A military policeman hit by the vehicle as it ploughed through a crowd also died, taking the toll among onlookers to six.
Mourners laid flowers at the monument in the city of Apeldoorn which the man's car hit after narrowly missing the open-top bus carrying Beatrix and her family yesterday.
The motive of the 38-year-old driver, identified by local media as Karst Tates, was unclear. No weapons or explosives were found when police searched his house and there were no signs that others were involved in planning the attack.
Authorities plan an investigation into the security measures surrounding the parade, the Justice and Interior ministries said in a statement today.
The public prosecutor said Tates died overnight. He had been charged with an attempted attack on the royal family and had told police he had deliberately targeted the royals.
The prosecutor said Tates came from Huissen, a small town about 25 miles south of Apeldoorn.
Newspapers cited his neighbours as saying he was a withdrawn man who lived alone. He had lost his job at a security firm and was due to move house, the AD paper reported.
The military policeman died from his injuries today, the Defence Ministry said.
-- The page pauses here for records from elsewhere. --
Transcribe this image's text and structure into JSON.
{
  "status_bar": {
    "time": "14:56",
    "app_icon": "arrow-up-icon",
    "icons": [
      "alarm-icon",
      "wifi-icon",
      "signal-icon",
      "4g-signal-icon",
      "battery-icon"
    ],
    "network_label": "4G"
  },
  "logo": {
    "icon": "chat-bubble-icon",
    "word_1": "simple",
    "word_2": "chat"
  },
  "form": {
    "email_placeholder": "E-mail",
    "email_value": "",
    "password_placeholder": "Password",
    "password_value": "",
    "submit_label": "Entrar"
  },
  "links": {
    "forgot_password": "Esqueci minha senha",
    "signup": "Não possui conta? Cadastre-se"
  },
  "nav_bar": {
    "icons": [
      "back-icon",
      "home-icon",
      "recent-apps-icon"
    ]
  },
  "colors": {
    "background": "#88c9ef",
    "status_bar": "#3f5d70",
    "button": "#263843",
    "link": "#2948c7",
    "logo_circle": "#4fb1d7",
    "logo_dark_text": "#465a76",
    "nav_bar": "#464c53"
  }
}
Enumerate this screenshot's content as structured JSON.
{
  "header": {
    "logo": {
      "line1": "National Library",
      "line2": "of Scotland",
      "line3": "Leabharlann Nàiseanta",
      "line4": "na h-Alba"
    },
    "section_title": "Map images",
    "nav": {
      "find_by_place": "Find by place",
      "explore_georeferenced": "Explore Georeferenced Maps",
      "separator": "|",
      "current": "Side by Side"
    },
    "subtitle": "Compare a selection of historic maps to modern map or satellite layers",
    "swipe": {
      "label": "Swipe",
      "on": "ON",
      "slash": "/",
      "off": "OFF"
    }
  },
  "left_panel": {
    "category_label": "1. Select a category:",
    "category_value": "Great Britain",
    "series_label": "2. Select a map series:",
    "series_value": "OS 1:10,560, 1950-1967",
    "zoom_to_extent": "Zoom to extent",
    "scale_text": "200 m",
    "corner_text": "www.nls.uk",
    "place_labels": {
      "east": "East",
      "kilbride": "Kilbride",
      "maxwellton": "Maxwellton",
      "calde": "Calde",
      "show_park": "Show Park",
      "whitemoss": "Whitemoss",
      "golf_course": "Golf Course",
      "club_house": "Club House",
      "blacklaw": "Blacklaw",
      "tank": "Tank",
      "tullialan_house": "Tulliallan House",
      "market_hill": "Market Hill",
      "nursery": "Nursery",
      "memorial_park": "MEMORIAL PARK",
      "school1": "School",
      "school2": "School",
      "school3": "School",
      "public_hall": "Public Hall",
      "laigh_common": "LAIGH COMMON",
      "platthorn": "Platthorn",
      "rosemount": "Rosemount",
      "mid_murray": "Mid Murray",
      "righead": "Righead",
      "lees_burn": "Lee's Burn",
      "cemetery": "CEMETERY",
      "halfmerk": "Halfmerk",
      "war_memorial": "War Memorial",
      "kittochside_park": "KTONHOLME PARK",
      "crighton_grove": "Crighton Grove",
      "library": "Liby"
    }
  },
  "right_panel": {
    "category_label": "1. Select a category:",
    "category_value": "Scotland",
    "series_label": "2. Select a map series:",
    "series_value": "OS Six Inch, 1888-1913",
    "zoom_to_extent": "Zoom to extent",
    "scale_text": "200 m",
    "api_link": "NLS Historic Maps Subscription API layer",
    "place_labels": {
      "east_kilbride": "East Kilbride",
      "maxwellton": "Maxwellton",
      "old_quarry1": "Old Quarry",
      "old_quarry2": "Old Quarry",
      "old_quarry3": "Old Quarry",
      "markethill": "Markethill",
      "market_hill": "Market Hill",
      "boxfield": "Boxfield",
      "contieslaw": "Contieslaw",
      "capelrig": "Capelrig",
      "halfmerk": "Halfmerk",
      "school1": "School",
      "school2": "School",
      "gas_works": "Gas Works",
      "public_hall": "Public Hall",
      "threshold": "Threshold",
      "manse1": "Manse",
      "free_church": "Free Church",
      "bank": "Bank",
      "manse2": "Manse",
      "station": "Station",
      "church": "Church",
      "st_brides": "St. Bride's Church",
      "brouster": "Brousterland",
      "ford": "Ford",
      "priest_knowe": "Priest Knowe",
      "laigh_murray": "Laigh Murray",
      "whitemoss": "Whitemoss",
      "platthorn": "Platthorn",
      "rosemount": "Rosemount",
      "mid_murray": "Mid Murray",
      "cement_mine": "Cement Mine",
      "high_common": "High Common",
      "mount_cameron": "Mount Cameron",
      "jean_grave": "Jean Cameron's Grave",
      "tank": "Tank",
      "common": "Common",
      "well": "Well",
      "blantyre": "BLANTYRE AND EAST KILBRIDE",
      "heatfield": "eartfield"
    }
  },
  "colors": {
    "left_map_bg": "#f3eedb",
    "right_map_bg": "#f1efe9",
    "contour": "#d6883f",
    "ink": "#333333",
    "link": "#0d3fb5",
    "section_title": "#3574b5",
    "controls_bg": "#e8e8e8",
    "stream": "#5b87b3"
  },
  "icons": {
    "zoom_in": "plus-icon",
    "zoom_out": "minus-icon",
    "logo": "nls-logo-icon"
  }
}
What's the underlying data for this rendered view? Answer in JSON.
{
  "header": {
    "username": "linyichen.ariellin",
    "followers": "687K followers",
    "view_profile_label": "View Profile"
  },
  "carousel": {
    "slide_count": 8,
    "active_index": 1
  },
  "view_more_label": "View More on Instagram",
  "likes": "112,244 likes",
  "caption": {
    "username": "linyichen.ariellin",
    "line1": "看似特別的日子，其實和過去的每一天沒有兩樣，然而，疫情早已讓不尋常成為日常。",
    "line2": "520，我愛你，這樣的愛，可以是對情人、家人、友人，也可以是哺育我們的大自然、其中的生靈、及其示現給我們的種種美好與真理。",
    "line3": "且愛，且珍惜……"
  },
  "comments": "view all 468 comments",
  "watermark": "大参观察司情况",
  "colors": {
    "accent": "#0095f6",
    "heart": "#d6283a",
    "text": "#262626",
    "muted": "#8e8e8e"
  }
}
Eight people are still in hospital, with one woman in a critical condition following the attack on the Queen's Day national holiday.
Flags flew at half-mast today and people in Apeldoorn signed a book of condolences. Many wondered if the holiday could be celebrated again.
"Sunny orange is coloured deep black," read one newspaper headline, referring to the Dutch national and royal colour. Another asked "Is this the end of a tradition?" next to a photo of victims thrown to the ground.
"Queen's Day is the one outstanding day on which a deeply divided Netherlands celebrates the fact that it also knows unity," said Rijk Timmer in Dutch daily Het Financieele Dagblad. "An attack on this day hits the foundations of our society."
Queen Beatrix was accompanied by Princess Maxima, wife of heir Willem-Alexander, and her other children in the open-top bus which was heading to a palace in Apeldoorn, about 90 km (56 miles) east of Amsterdam, as part of the annual festivities.
Following the attack, events linked to war remembrance on Monday and Tuesday in Amsterdam were under review, though the royal family is still due to make public appearances.Reuse content